We tossed one of our game channels this week. Susan has been itching to get HGTV.

Done deal!

The reason didn't matter, I used to dread calling our cable provider. The waits were stupid and, inevitably, the exchange took place exclusively in French. Not knowing all the technical terms in French, the phone calls were rarely pleasant. Now the calls to Videotron are positively peachy! Within four minutes of my placing the call, the new channel appeared on our television and the entire exchange was done in the language of my choice. Their customer service is exceptional; not only courteous, it's downright friendly!

Any other channels you'd like, darling?

Wednesday's train ride home began normally enough, pulling out of Central Station on time. One stop later, just outside the tunnel, we were told the doors were not opening. No passengers could board the train or get off.

We sat there about 25 minutes. Every now and then, they would announce that they were working on the problem. Finally, after forcing open some doors, they told everyone to get off the train, walk to the end of the platform, climb the stairs, cross over the tunnel and go back down the stairs to the other side of the track, where another northbound train would pick us up.

The train arrived, already filled with passengers. We boarded and resumed our commute. Six stops later, the train, again, sat motionless for several minutes before we were told there was a technical problem and the train would remain at the station for "un bon moment". About fifteen minutes after that, we were told that because of unspecified technical problems, the train would remain there indefinitely and we should find our own way home.

As I walked toward an exit, I spotted one of the train employees. I asked him in French why they didn't make their announcements bilingually. He responded, casually, "Y'a rien qui m'oblige de parler anglais." The concept of courtesy never occurred to him. Having noticed at least one woman ask a fellow passenger for a translation, I pointed out not everyone speaks French well enough to understand everything that had been announced. I went on to ask, "As long as you have our money, it doesn't matter whether anglophones exist? We don't have the right, as customers, to have this situation explained to us in our own language?" He smiled and stared at me. I asked his name, which he told me was Remi Poirier. I got off and began my improvised journey home.

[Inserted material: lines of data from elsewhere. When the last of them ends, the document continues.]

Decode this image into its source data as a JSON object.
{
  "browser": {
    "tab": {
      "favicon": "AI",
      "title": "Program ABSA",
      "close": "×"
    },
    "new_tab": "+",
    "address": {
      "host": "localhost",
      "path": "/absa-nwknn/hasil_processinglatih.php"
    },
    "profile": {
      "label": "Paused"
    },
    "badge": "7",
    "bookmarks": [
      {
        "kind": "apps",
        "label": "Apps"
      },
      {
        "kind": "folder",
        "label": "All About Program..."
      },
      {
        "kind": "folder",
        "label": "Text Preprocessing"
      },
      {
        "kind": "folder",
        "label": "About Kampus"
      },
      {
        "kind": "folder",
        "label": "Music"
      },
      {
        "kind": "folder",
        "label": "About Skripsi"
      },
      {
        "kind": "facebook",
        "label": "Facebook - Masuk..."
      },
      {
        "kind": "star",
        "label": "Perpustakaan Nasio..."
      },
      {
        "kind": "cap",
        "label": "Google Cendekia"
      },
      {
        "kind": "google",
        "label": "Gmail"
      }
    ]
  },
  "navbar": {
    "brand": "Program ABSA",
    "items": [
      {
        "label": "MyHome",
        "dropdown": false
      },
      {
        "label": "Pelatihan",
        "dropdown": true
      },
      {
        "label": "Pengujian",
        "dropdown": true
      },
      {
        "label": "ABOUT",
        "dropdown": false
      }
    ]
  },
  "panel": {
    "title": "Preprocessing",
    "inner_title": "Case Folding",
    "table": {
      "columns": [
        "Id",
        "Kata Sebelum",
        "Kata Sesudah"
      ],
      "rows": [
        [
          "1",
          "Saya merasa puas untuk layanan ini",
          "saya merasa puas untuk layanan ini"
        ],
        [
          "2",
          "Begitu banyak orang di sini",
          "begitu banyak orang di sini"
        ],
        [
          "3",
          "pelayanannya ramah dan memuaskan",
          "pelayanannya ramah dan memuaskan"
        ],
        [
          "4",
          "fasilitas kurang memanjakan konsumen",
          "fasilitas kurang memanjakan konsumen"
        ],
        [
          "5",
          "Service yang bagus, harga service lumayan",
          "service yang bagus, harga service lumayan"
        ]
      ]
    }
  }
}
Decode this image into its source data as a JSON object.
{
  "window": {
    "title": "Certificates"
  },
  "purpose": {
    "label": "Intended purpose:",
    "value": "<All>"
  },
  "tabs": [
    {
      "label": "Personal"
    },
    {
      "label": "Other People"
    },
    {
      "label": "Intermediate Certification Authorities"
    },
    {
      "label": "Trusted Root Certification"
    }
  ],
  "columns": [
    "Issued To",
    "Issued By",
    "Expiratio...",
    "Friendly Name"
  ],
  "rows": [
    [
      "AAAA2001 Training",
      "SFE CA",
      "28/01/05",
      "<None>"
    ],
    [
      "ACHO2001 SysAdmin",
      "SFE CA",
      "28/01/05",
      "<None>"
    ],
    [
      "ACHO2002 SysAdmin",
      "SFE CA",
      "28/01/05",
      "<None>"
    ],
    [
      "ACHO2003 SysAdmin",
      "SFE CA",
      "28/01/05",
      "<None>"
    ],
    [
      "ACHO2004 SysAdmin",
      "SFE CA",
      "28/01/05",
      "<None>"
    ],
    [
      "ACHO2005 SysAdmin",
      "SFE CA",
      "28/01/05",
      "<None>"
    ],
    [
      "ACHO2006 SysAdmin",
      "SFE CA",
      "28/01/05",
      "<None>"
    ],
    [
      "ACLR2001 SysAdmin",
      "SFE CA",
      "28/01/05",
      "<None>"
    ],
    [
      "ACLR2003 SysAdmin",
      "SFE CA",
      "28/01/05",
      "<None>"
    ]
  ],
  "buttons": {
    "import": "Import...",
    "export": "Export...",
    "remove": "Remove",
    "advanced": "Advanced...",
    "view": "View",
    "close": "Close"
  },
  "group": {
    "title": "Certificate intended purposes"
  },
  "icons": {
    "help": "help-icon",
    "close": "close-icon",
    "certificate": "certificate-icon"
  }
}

Remi is simply a reflection of the crappy, arrogant policies of  l'Agence m√©tropolitaine de transport. All literature handed out to passengers is unlingual French. When they do their spot checks, the self-important AMT "ticket checkers" make their annoucements and interact in unilingual French. All announcements on outdoor platforms are unilingual French.

As far as the AMT is concerned, anglos don't exist and they don't care that we might. If you, as a service provider, don't extend me courtesy, then you'll get no courtesy from me, as a customer.

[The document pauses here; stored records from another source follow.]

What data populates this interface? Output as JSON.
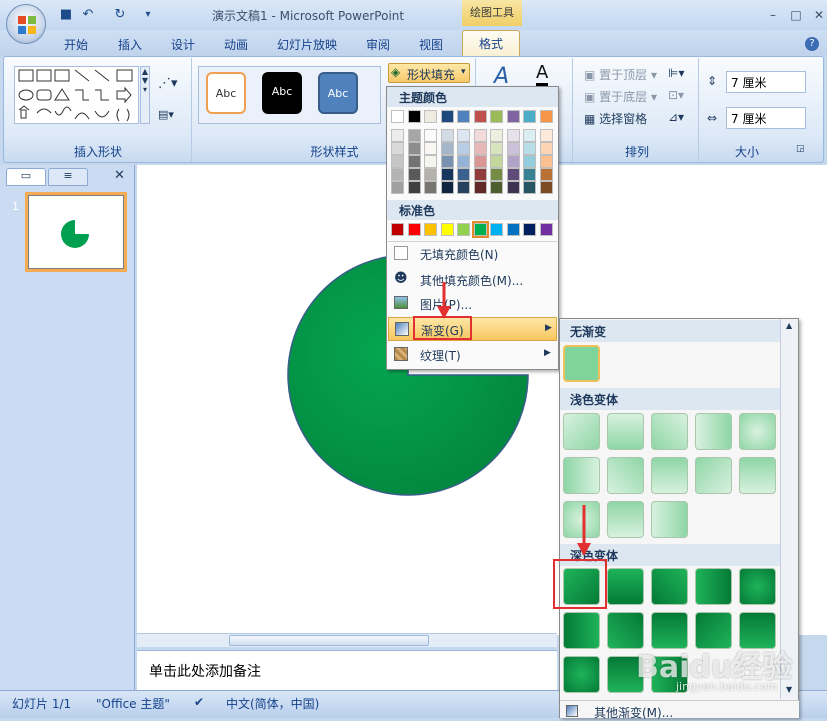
{
  "app": {
    "title": "演示文稿1 - Microsoft PowerPoint",
    "contextual_tab_header": "绘图工具"
  },
  "tabs": [
    {
      "label": "开始"
    },
    {
      "label": "插入"
    },
    {
      "label": "设计"
    },
    {
      "label": "动画"
    },
    {
      "label": "幻灯片放映"
    },
    {
      "label": "审阅"
    },
    {
      "label": "视图"
    },
    {
      "label": "格式"
    }
  ],
  "ribbon": {
    "insert_shapes": {
      "label": "插入形状"
    },
    "shape_styles": {
      "label": "形状样式",
      "presets": [
        "Abc",
        "Abc",
        "Abc"
      ],
      "fill_button": "形状填充"
    },
    "arrange": {
      "label": "排列",
      "bring_front": "置于顶层",
      "send_back": "置于底层",
      "selection_pane": "选择窗格"
    },
    "size": {
      "label": "大小",
      "height": "7 厘米",
      "width": "7 厘米"
    }
  },
  "fill_menu": {
    "theme_colors_header": "主题颜色",
    "standard_colors_header": "标准色",
    "theme_colors": [
      "#ffffff",
      "#000000",
      "#eeece1",
      "#1f497d",
      "#4f81bd",
      "#c0504d",
      "#9bbb59",
      "#8064a2",
      "#4bacc6",
      "#f79646"
    ],
    "standard_colors": [
      "#c00000",
      "#ff0000",
      "#ffc000",
      "#ffff00",
      "#92d050",
      "#00b050",
      "#00b0f0",
      "#0070c0",
      "#002060",
      "#7030a0"
    ],
    "items": [
      {
        "label": "无填充颜色(N)"
      },
      {
        "label": "其他填充颜色(M)..."
      },
      {
        "label": "图片(P)..."
      },
      {
        "label": "渐变(G)"
      },
      {
        "label": "纹理(T)"
      }
    ]
  },
  "gradient_panel": {
    "no_gradient": "无渐变",
    "light_variations": "浅色变体",
    "dark_variations": "深色变体",
    "more": "其他渐变(M)..."
  },
  "notes": {
    "placeholder": "单击此处添加备注"
  },
  "status": {
    "slide": "幻灯片 1/1",
    "theme": "\"Office 主题\"",
    "language": "中文(简体，中国)"
  },
  "slide_number": "1",
  "watermark": {
    "text": "Baidu经验",
    "sub": "jingyan.baidu.com"
  },
  "colors": {
    "accent_green": "#00a050",
    "highlight": "#e23030"
  }
}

When I'm walking and a lost motorist asks for directions in French, I happily answer in French.

When I sing the national anthem, whether it 's for the Alouettes, or whether it was for the Expos and Matrix, I sang bilingually. When I hear the anthem being performed anywhere in Canada, I demand  it be sung bilingually, so that it's an accurate representation of our country and to make it clear to francophones, "we know you exist, recognize, respect, value and appreciate that you exist."

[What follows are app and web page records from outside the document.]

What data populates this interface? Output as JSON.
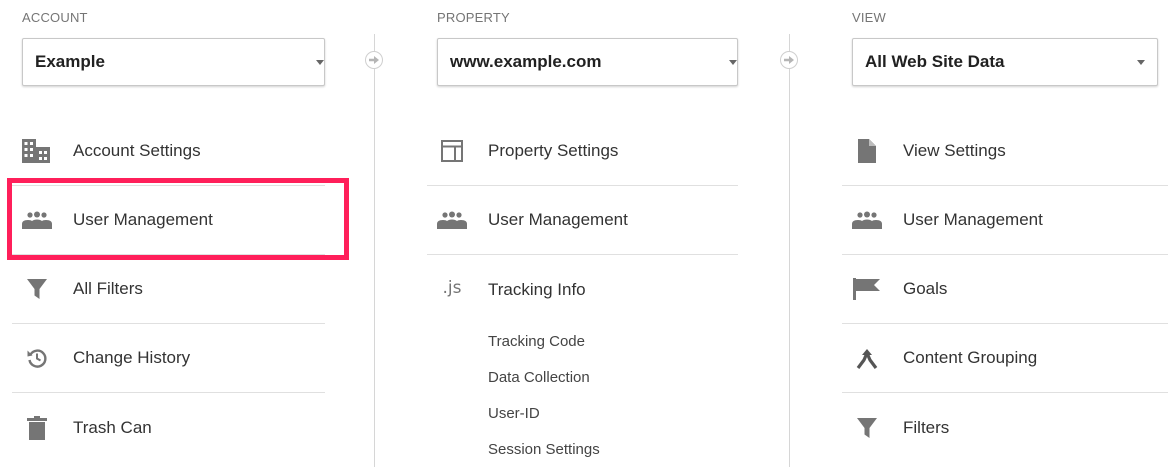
{
  "account": {
    "title": "ACCOUNT",
    "selected": "Example",
    "items": [
      {
        "label": "Account Settings",
        "icon": "building-icon"
      },
      {
        "label": "User Management",
        "icon": "users-icon"
      },
      {
        "label": "All Filters",
        "icon": "filter-icon"
      },
      {
        "label": "Change History",
        "icon": "history-icon"
      },
      {
        "label": "Trash Can",
        "icon": "trash-icon"
      }
    ]
  },
  "property": {
    "title": "PROPERTY",
    "selected": "www.example.com",
    "items": [
      {
        "label": "Property Settings",
        "icon": "layout-icon"
      },
      {
        "label": "User Management",
        "icon": "users-icon"
      },
      {
        "label": "Tracking Info",
        "icon": "js-icon",
        "icon_text": ".js"
      }
    ],
    "tracking_subitems": [
      "Tracking Code",
      "Data Collection",
      "User-ID",
      "Session Settings"
    ]
  },
  "view": {
    "title": "VIEW",
    "selected": "All Web Site Data",
    "items": [
      {
        "label": "View Settings",
        "icon": "document-icon"
      },
      {
        "label": "User Management",
        "icon": "users-icon"
      },
      {
        "label": "Goals",
        "icon": "flag-icon"
      },
      {
        "label": "Content Grouping",
        "icon": "content-grouping-icon"
      },
      {
        "label": "Filters",
        "icon": "filter-icon"
      }
    ]
  },
  "colors": {
    "highlight": "#ff1f5a",
    "icon": "#757575",
    "divider": "#e0e0e0"
  }
}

A couple of months ago, AMT commuter trains were suddenly decked out with new, large, bilingual safety stickers. Whoever twisted AMT's arm, obliging them to put up bilingual stickers, thanks a bunch!

There are a few AMT conductors who make their annoucements bilingually and I appreciate it very much. It's courtesy.

I'm sufficiently evolved as a Montrealer, Quebecer, Canadian and human being that I happily conduct business in the language chosen by the customer. I wish it were that way across Canada and I believe that's what Pierre Trudeau always fought for. I wouldn't have it any other way. It's not only good business, it's brilliant business because it breeds a remarkable thing called customer loyalty - and that keeps customers from straying. These are helpful lessons the Jack and Jones store in Rosemere and the AMT could put to good use.

Perhaps our cable provider tutors.